President Kostis Stephanopoulos returned to Greece yesterday after a three-day official visit to Romania, which he described as highly successful.
"The visit was highly successful. The Romanians have great affection for us and desire further economic cooperation," Mr. Stephanopoulos said, noting that Greece's presence in the Balkan country was already quite considerable.
During his visit, accompanied by Alternate Foreign Minister Yiannos Kranidiotis, Mr. Stephanopoulos met with his counterpart Emil Constantinescu, the leader of the main opposition Social Democratic Party Ion Iliescu, Patriarch Theoktistos and representatives of the ethnic Greek community.
Mr. Kranidiotis signed a health cooperation agreement and a group of Greek entrepreneurs accompanying the president attended a Greek-Romanian business forum. In addition, a national economy ministry delegation held meetings with Romanian government officials on the sidelines of Mr. Stephanopoulos' visit, during which Athens agreed to extend credits to Bucharest totaling 20 million US dollars.
Praising Mr. Constantinescu's qualities as a leader and friend of Greece, Mr. Stephanopoulos said "whatever one might have expected from this visit was achieved".
Echoing the Greek president's remarks, Mr. Kranidiotis noted that the visit had been "very useful" and had further strengthened relations between the two countries. He added that the views of Athens and Bucharest coincided on a wide range of issues, such as the enlargement of the European Union and the Kosovo peace process.
Mr. Kranidiotis stressed that Greece supported the efforts of both Romania and Bulgaria for the commencement of EU accession negotiations at the Helsinki summit.
He said the bids of the two Balkan countries would require "a fair amount of diplomatic effort by Greece also", given that not all the EU members were in favor.
Commenting on the Kosovo peace process, Mr. Kranidiotis said Greece and Romania agreed that the west must help the Balkans, "if the region is to maintain its stability" while the UN Security Council resolution on Kosovo must also be fully implemented.
This, he added, means that the Albanian rebels must be disarmed.
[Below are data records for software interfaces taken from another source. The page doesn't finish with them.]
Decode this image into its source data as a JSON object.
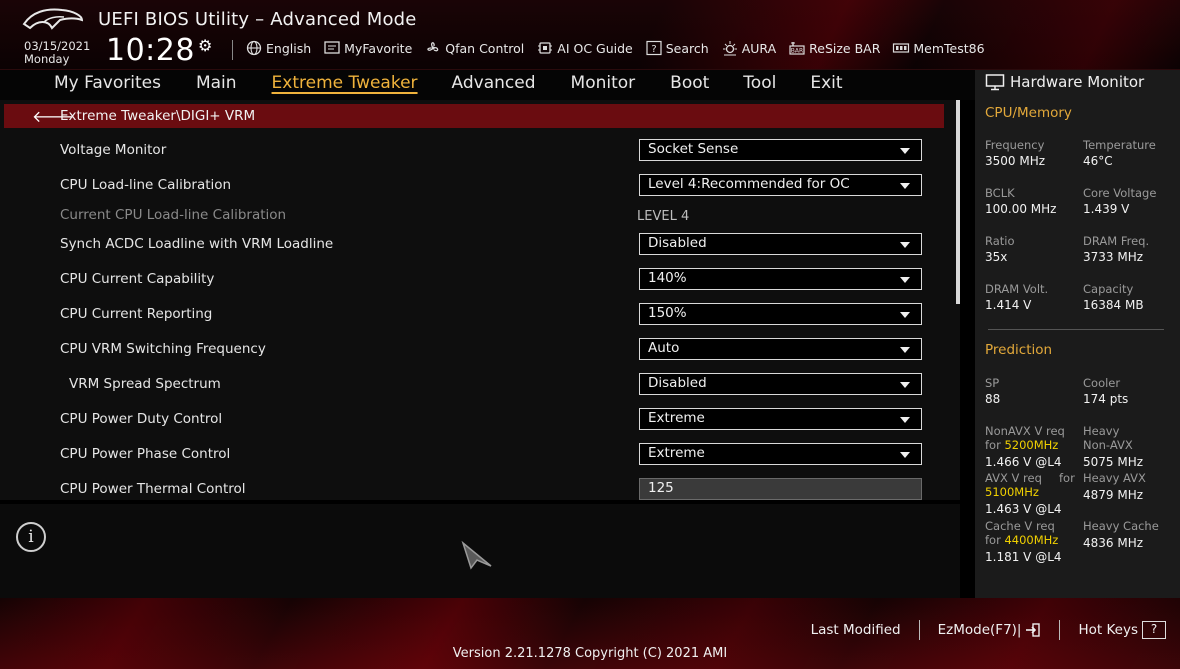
{
  "header": {
    "title": "UEFI BIOS Utility – Advanced Mode",
    "date": "03/15/2021",
    "weekday": "Monday",
    "time": "10:28",
    "toolbar": [
      {
        "label": "English",
        "icon": "globe-icon"
      },
      {
        "label": "MyFavorite",
        "icon": "favorite-icon"
      },
      {
        "label": "Qfan Control",
        "icon": "fan-icon"
      },
      {
        "label": "AI OC Guide",
        "icon": "chip-icon"
      },
      {
        "label": "Search",
        "icon": "search-icon"
      },
      {
        "label": "AURA",
        "icon": "aura-icon"
      },
      {
        "label": "ReSize BAR",
        "icon": "resize-bar-icon"
      },
      {
        "label": "MemTest86",
        "icon": "memtest-icon"
      }
    ]
  },
  "tabs": [
    {
      "label": "My Favorites"
    },
    {
      "label": "Main"
    },
    {
      "label": "Extreme Tweaker",
      "active": true
    },
    {
      "label": "Advanced"
    },
    {
      "label": "Monitor"
    },
    {
      "label": "Boot"
    },
    {
      "label": "Tool"
    },
    {
      "label": "Exit"
    }
  ],
  "breadcrumb": "Extreme Tweaker\\DIGI+ VRM",
  "settings": [
    {
      "label": "Voltage Monitor",
      "type": "dropdown",
      "value": "Socket Sense"
    },
    {
      "label": "CPU Load-line Calibration",
      "type": "dropdown",
      "value": "Level 4:Recommended for OC"
    },
    {
      "label": "Current CPU Load-line Calibration",
      "type": "text",
      "value": "LEVEL 4"
    },
    {
      "label": "Synch ACDC Loadline with VRM Loadline",
      "type": "dropdown",
      "value": "Disabled"
    },
    {
      "label": "CPU Current Capability",
      "type": "dropdown",
      "value": "140%"
    },
    {
      "label": "CPU Current Reporting",
      "type": "dropdown",
      "value": "150%"
    },
    {
      "label": "CPU VRM Switching Frequency",
      "type": "dropdown",
      "value": "Auto"
    },
    {
      "label": "VRM Spread Spectrum",
      "type": "dropdown",
      "value": "Disabled"
    },
    {
      "label": "CPU Power Duty Control",
      "type": "dropdown",
      "value": "Extreme"
    },
    {
      "label": "CPU Power Phase Control",
      "type": "dropdown",
      "value": "Extreme"
    },
    {
      "label": "CPU Power Thermal Control",
      "type": "input",
      "value": "125"
    }
  ],
  "hardware_monitor": {
    "title": "Hardware Monitor",
    "cpu_memory": {
      "heading": "CPU/Memory",
      "items": [
        {
          "label": "Frequency",
          "value": "3500 MHz"
        },
        {
          "label": "Temperature",
          "value": "46°C"
        },
        {
          "label": "BCLK",
          "value": "100.00 MHz"
        },
        {
          "label": "Core Voltage",
          "value": "1.439 V"
        },
        {
          "label": "Ratio",
          "value": "35x"
        },
        {
          "label": "DRAM Freq.",
          "value": "3733 MHz"
        },
        {
          "label": "DRAM Volt.",
          "value": "1.414 V"
        },
        {
          "label": "Capacity",
          "value": "16384 MB"
        }
      ]
    },
    "prediction": {
      "heading": "Prediction",
      "sp_label": "SP",
      "sp_value": "88",
      "cooler_label": "Cooler",
      "cooler_value": "174 pts",
      "nonavx_label": "NonAVX V req",
      "nonavx_for": "for",
      "nonavx_freq": "5200MHz",
      "nonavx_value": "1.466 V @L4",
      "heavy_nonavx_label1": "Heavy",
      "heavy_nonavx_label2": "Non-AVX",
      "heavy_nonavx_value": "5075 MHz",
      "avx_label": "AVX V req",
      "avx_for": "for",
      "avx_freq": "5100MHz",
      "avx_value": "1.463 V @L4",
      "heavy_avx_label": "Heavy AVX",
      "heavy_avx_value": "4879 MHz",
      "cache_label": "Cache V req",
      "cache_for": "for",
      "cache_freq": "4400MHz",
      "cache_value": "1.181 V @L4",
      "heavy_cache_label": "Heavy Cache",
      "heavy_cache_value": "4836 MHz"
    }
  },
  "footer": {
    "last_modified": "Last Modified",
    "ezmode": "EzMode(F7)|",
    "hotkeys": "Hot Keys",
    "hotkeys_key": "?",
    "version": "Version 2.21.1278 Copyright (C) 2021 AMI"
  },
  "colors": {
    "accent": "#f0b33c",
    "breadcrumb_bg": "#6a0c10",
    "highlight": "#f0d000",
    "section_heading": "#e2a83a"
  }
}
The Kosovo peace process is expected to be further discussed at the meeting of Balkan foreign ministers in Bucharest on June 30.
It is likely that these efforts will be hampered, however, by Albania's warning that it will not participate in the meeting if the Federal Republic of Yugoslavia participated.
Source: Athens News Agency